Banzai – More than Tiny Trees
Throughout April, we will be celebrating Financial Capability Month by featuring a variety of financial education programs and resources that you can put to use in your classroom right away. The first of these programs is Banzai! No, we’re not talking about the tiny trees but rather a great online financial literacy program.
Banzai offers courses at three levels Junior (ages 8-12), Teen (ages 13-18), and Plus (ages 16+). Each is free of charge, and teachers have access to a teacher account in which they can set up classes and view student assessment. Printed activity kits are optional but recommended at the Junior and Teen levels. Banzai offers PDF versions of the kits that teachers can print on their own, or you can request printed copies for your students that are made possible through sponsorships from local financial institutions.
- Banzai Junior (ages 8-12): Students begin by taking a pre-test which includes questions related to both financial literacy concepts and math problems with a financial connection. In the “game,” students play the role of a young person who opens a lemonade stand to earn more money and track their income and expenses in a basic budget. They learn about income, expenses, setting savings goals, and the benefits of using a savings account. A post-test helps students demonstrate how much they learned.
- Banzai Teen (ages 13-18): At the teen level, students have three options when paying: cash, checking account, and credit, and they learn to track their expenses in a more detailed budget. The level begins with students understanding how to proceed through the life scenarios. In the game, students have a goal of saving $2,000 for college. They must make choices and manage their money wisely to reach the goal. Banzai Teen also encourages students to manage risk by using insurance. The teen course also has an accompanying teacher’s guide that educators may download.
- Banzai Plus (ages 16+): The Plus level course is designed for older students that are more ready to think about more expenses including housing. At this level, students can view upcoming bills and monitor their mock credit report. The game takes students through a total of 71 paychecks and the decisions involved with each – including how to split use their paycheck. Along the way, students are faced with real-life financial decisions they must make. They can view the effects of their choices on both their budget and their credit.
Look for more featured resources throughout April: Financial Capability Month.

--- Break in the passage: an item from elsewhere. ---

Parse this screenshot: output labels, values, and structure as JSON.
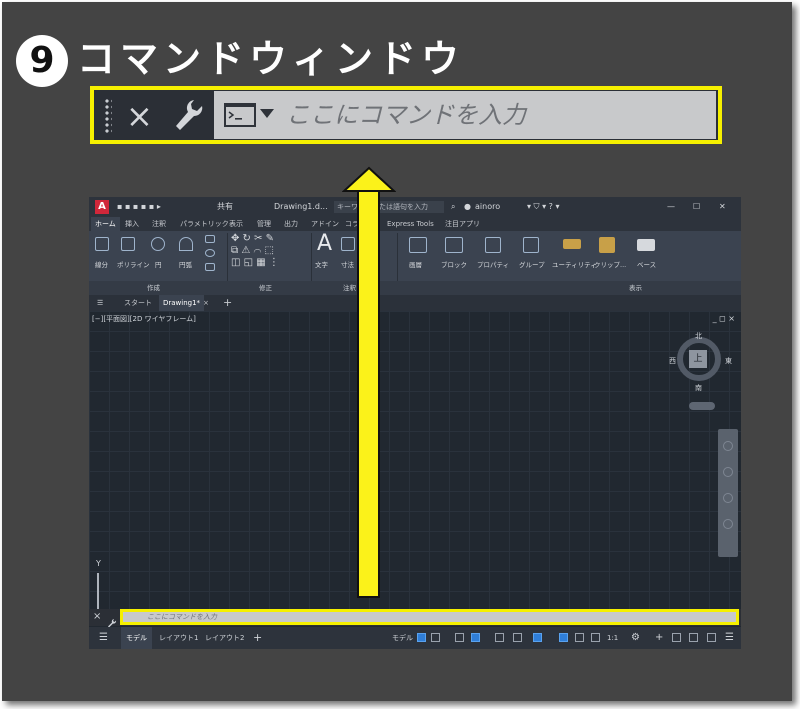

Disclaimer: Resources included on the Making Cents blog have been reviewed by Pennsylvania educators and deemed worthwhile for classroom or professional use. Inclusion does not indicate endorsement by the Pennsylvania Department of Education or Penn State University.